(Source records)
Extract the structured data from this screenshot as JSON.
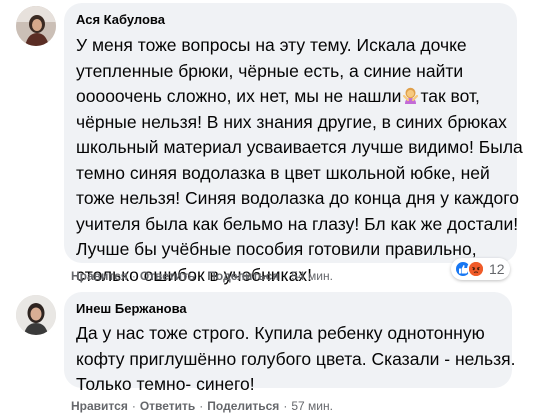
{
  "comments": [
    {
      "author": "Ася Кабулова",
      "text_lines": [
        "У меня тоже вопросы на эту тему. Искала дочке",
        "утепленные брюки, чёрные есть, а синие найти",
        "ооооочень сложно, их нет, мы не нашли",
        "так вот,",
        "чёрные нельзя! В них знания другие, в синих брюках",
        "школьный материал усваивается лучше видимо! Была",
        "темно синяя водолазка в цвет школьной юбке, ней",
        "тоже нельзя! Синяя водолазка до конца дня у каждого",
        "учителя была как бельмо на глазу! Бл как же достали!",
        "Лучше бы учёбные пособия готовили правильно,",
        "столько ошибок в учебниках!"
      ],
      "inline_emoji": "woman-gesturing-no-emoji",
      "actions": {
        "like": "Нравится",
        "reply": "Ответить",
        "share": "Поделиться",
        "time": "54 мин."
      },
      "reactions": {
        "icons": [
          "like-reaction-icon",
          "angry-reaction-icon"
        ],
        "count": "12"
      }
    },
    {
      "author": "Инеш Бержанова",
      "text_lines": [
        "Да у нас тоже строго. Купила ребенку однотонную",
        "кофту приглушённо голубого цвета. Сказали - нельзя.",
        "Только темно- синего!"
      ],
      "actions": {
        "like": "Нравится",
        "reply": "Ответить",
        "share": "Поделиться",
        "time": "57 мин."
      }
    }
  ],
  "separator": "·",
  "colors": {
    "bubble": "#f0f2f5",
    "text": "#050505",
    "meta": "#65676b",
    "like_blue": "#1877f2",
    "angry_orange": "#e9710f"
  }
}
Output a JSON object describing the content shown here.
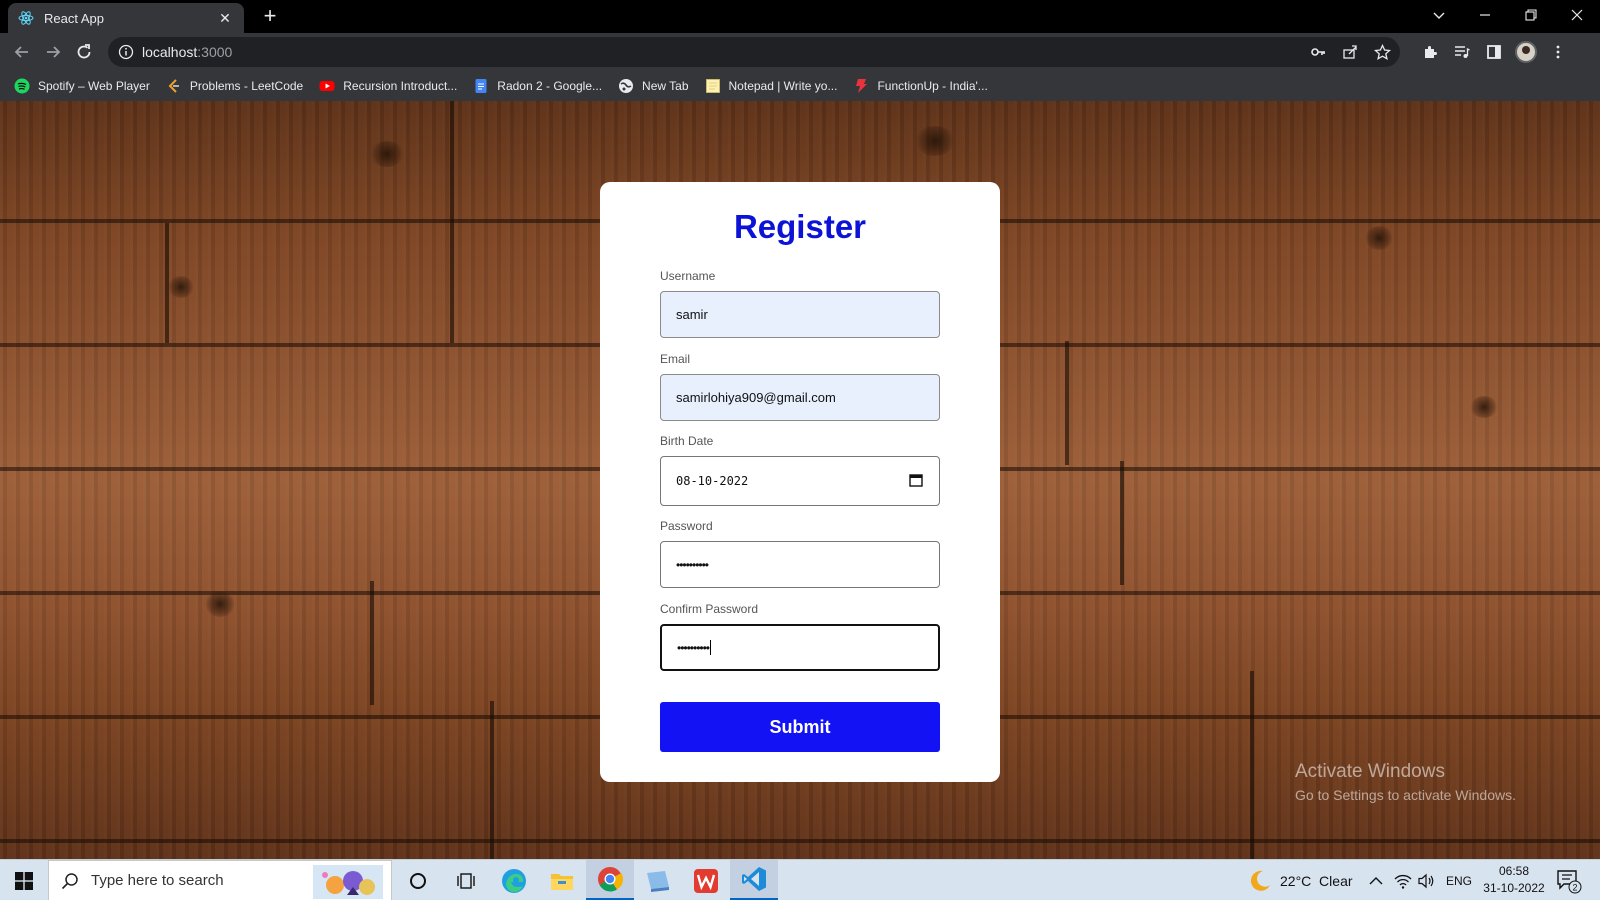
{
  "browser": {
    "tab_title": "React App",
    "url_host": "localhost",
    "url_port": ":3000",
    "bookmarks": [
      {
        "label": "Spotify – Web Player",
        "icon": "spotify-icon"
      },
      {
        "label": "Problems - LeetCode",
        "icon": "leetcode-icon"
      },
      {
        "label": "Recursion Introduct...",
        "icon": "youtube-icon"
      },
      {
        "label": "Radon 2 - Google...",
        "icon": "google-docs-icon"
      },
      {
        "label": "New Tab",
        "icon": "globe-icon"
      },
      {
        "label": "Notepad | Write yo...",
        "icon": "notepad-icon"
      },
      {
        "label": "FunctionUp - India'...",
        "icon": "functionup-icon"
      }
    ]
  },
  "form": {
    "title": "Register",
    "username_label": "Username",
    "username_value": "samir",
    "email_label": "Email",
    "email_value": "samirlohiya909@gmail.com",
    "birth_label": "Birth Date",
    "birth_value": "08-10-2022",
    "password_label": "Password",
    "password_value": "••••••••••",
    "confirm_label": "Confirm Password",
    "confirm_value": "••••••••••",
    "submit_label": "Submit",
    "title_color": "#0d13d6",
    "submit_color": "#1212f5"
  },
  "watermark": {
    "title": "Activate Windows",
    "subtitle": "Go to Settings to activate Windows."
  },
  "taskbar": {
    "search_placeholder": "Type here to search",
    "weather": "22°C  Clear",
    "language": "ENG",
    "time": "06:58",
    "date": "31-10-2022",
    "notification_count": "2"
  }
}
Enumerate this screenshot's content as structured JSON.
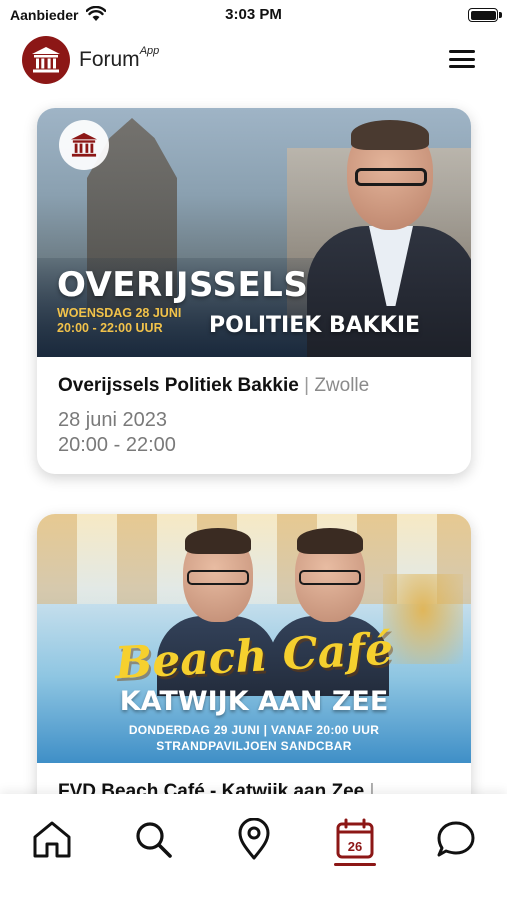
{
  "status_bar": {
    "carrier": "Aanbieder",
    "time": "3:03 PM"
  },
  "header": {
    "app_name": "Forum",
    "app_name_suffix": "App"
  },
  "events": [
    {
      "banner": {
        "title": "OVERIJSSELS",
        "date_line1": "WOENSDAG 28 JUNI",
        "date_line2": "20:00 - 22:00 UUR",
        "subtitle": "POLITIEK BAKKIE"
      },
      "title": "Overijssels Politiek Bakkie",
      "separator": " | ",
      "location": "Zwolle",
      "date": "28 juni 2023",
      "time": "20:00 - 22:00"
    },
    {
      "banner": {
        "script": "Beach Café",
        "title": "KATWIJK AAN ZEE",
        "info_line1": "DONDERDAG 29 JUNI | VANAF 20:00 UUR",
        "info_line2": "STRANDPAVILJOEN SANDCBAR"
      },
      "title": "FVD Beach Café - Katwijk aan Zee",
      "separator": " |"
    }
  ],
  "bottom_nav": {
    "items": [
      "home-icon",
      "search-icon",
      "location-pin-icon",
      "calendar-icon",
      "chat-icon"
    ],
    "active": "calendar-icon",
    "calendar_day": "26"
  },
  "colors": {
    "brand": "#8c1716",
    "text": "#111111",
    "muted": "#8a8a8a",
    "highlight": "#f1c24a"
  }
}
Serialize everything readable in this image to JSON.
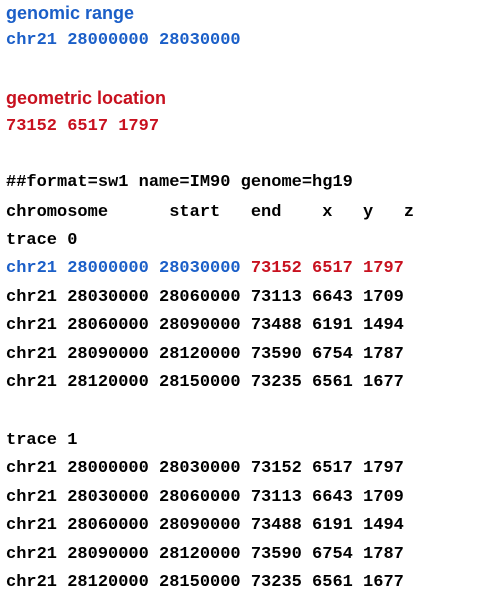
{
  "colors": {
    "genomic": "#1b5fc8",
    "geometric": "#c8111f",
    "text": "#000000"
  },
  "genomic_range": {
    "heading": "genomic range",
    "value": "chr21 28000000 28030000"
  },
  "geometric_location": {
    "heading": "geometric location",
    "value": "73152 6517 1797"
  },
  "file": {
    "format_line": "##format=sw1 name=IM90 genome=hg19",
    "columns_line": "chromosome      start   end    x   y   z",
    "trace0": {
      "label": "trace 0",
      "highlight_row": {
        "genomic": "chr21 28000000 28030000",
        "geometric": "73152 6517 1797"
      },
      "rows": [
        "chr21 28030000 28060000 73113 6643 1709",
        "chr21 28060000 28090000 73488 6191 1494",
        "chr21 28090000 28120000 73590 6754 1787",
        "chr21 28120000 28150000 73235 6561 1677"
      ]
    },
    "trace1": {
      "label": "trace 1",
      "rows": [
        "chr21 28000000 28030000 73152 6517 1797",
        "chr21 28030000 28060000 73113 6643 1709",
        "chr21 28060000 28090000 73488 6191 1494",
        "chr21 28090000 28120000 73590 6754 1787",
        "chr21 28120000 28150000 73235 6561 1677"
      ]
    }
  }
}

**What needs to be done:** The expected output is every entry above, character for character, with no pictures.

**Expected answer:**
Extract the structured data from this screenshot as JSON.
{
  "comments": [
    {
      "author": "Ася Кабулова",
      "text_lines": [
        "У меня тоже вопросы на эту тему. Искала дочке",
        "утепленные брюки, чёрные есть, а синие найти",
        "ооооочень сложно, их нет, мы не нашли",
        "так вот,",
        "чёрные нельзя! В них знания другие, в синих брюках",
        "школьный материал усваивается лучше видимо! Была",
        "темно синяя водолазка в цвет школьной юбке, ней",
        "тоже нельзя! Синяя водолазка до конца дня у каждого",
        "учителя была как бельмо на глазу! Бл как же достали!",
        "Лучше бы учёбные пособия готовили правильно,",
        "столько ошибок в учебниках!"
      ],
      "inline_emoji": "woman-gesturing-no-emoji",
      "actions": {
        "like": "Нравится",
        "reply": "Ответить",
        "share": "Поделиться",
        "time": "54 мин."
      },
      "reactions": {
        "icons": [
          "like-reaction-icon",
          "angry-reaction-icon"
        ],
        "count": "12"
      }
    },
    {
      "author": "Инеш Бержанова",
      "text_lines": [
        "Да у нас тоже строго. Купила ребенку однотонную",
        "кофту приглушённо голубого цвета. Сказали - нельзя.",
        "Только темно- синего!"
      ],
      "actions": {
        "like": "Нравится",
        "reply": "Ответить",
        "share": "Поделиться",
        "time": "57 мин."
      }
    }
  ],
  "separator": "·",
  "colors": {
    "bubble": "#f0f2f5",
    "text": "#050505",
    "meta": "#65676b",
    "like_blue": "#1877f2",
    "angry_orange": "#e9710f"
  }
}
Output a JSON object describing the content shown here.
{
  "browser": {
    "tab_title": "React App",
    "url_host": "localhost",
    "url_port": ":3000",
    "bookmarks": [
      {
        "label": "Spotify – Web Player",
        "icon": "spotify-icon"
      },
      {
        "label": "Problems - LeetCode",
        "icon": "leetcode-icon"
      },
      {
        "label": "Recursion Introduct...",
        "icon": "youtube-icon"
      },
      {
        "label": "Radon 2 - Google...",
        "icon": "google-docs-icon"
      },
      {
        "label": "New Tab",
        "icon": "globe-icon"
      },
      {
        "label": "Notepad | Write yo...",
        "icon": "notepad-icon"
      },
      {
        "label": "FunctionUp - India'...",
        "icon": "functionup-icon"
      }
    ]
  },
  "form": {
    "title": "Register",
    "username_label": "Username",
    "username_value": "samir",
    "email_label": "Email",
    "email_value": "samirlohiya909@gmail.com",
    "birth_label": "Birth Date",
    "birth_value": "08-10-2022",
    "password_label": "Password",
    "password_value": "••••••••••",
    "confirm_label": "Confirm Password",
    "confirm_value": "••••••••••",
    "submit_label": "Submit",
    "title_color": "#0d13d6",
    "submit_color": "#1212f5"
  },
  "watermark": {
    "title": "Activate Windows",
    "subtitle": "Go to Settings to activate Windows."
  },
  "taskbar": {
    "search_placeholder": "Type here to search",
    "weather": "22°C  Clear",
    "language": "ENG",
    "time": "06:58",
    "date": "31-10-2022",
    "notification_count": "2"
  }
}
Enumerate this screenshot's content as structured JSON.
{
  "status_bar": {
    "carrier": "Aanbieder",
    "time": "3:03 PM"
  },
  "header": {
    "app_name": "Forum",
    "app_name_suffix": "App"
  },
  "events": [
    {
      "banner": {
        "title": "OVERIJSSELS",
        "date_line1": "WOENSDAG 28 JUNI",
        "date_line2": "20:00 - 22:00 UUR",
        "subtitle": "POLITIEK BAKKIE"
      },
      "title": "Overijssels Politiek Bakkie",
      "separator": " | ",
      "location": "Zwolle",
      "date": "28 juni 2023",
      "time": "20:00 - 22:00"
    },
    {
      "banner": {
        "script": "Beach Café",
        "title": "KATWIJK AAN ZEE",
        "info_line1": "DONDERDAG 29 JUNI | VANAF 20:00 UUR",
        "info_line2": "STRANDPAVILJOEN SANDCBAR"
      },
      "title": "FVD Beach Café - Katwijk aan Zee",
      "separator": " |"
    }
  ],
  "bottom_nav": {
    "items": [
      "home-icon",
      "search-icon",
      "location-pin-icon",
      "calendar-icon",
      "chat-icon"
    ],
    "active": "calendar-icon",
    "calendar_day": "26"
  },
  "colors": {
    "brand": "#8c1716",
    "text": "#111111",
    "muted": "#8a8a8a",
    "highlight": "#f1c24a"
  }
}
Serialize everything readable in this image to JSON.
{
  "colors": {
    "genomic": "#1b5fc8",
    "geometric": "#c8111f",
    "text": "#000000"
  },
  "genomic_range": {
    "heading": "genomic range",
    "value": "chr21 28000000 28030000"
  },
  "geometric_location": {
    "heading": "geometric location",
    "value": "73152 6517 1797"
  },
  "file": {
    "format_line": "##format=sw1 name=IM90 genome=hg19",
    "columns_line": "chromosome      start   end    x   y   z",
    "trace0": {
      "label": "trace 0",
      "highlight_row": {
        "genomic": "chr21 28000000 28030000",
        "geometric": "73152 6517 1797"
      },
      "rows": [
        "chr21 28030000 28060000 73113 6643 1709",
        "chr21 28060000 28090000 73488 6191 1494",
        "chr21 28090000 28120000 73590 6754 1787",
        "chr21 28120000 28150000 73235 6561 1677"
      ]
    },
    "trace1": {
      "label": "trace 1",
      "rows": [
        "chr21 28000000 28030000 73152 6517 1797",
        "chr21 28030000 28060000 73113 6643 1709",
        "chr21 28060000 28090000 73488 6191 1494",
        "chr21 28090000 28120000 73590 6754 1787",
        "chr21 28120000 28150000 73235 6561 1677"
      ]
    }
  }
}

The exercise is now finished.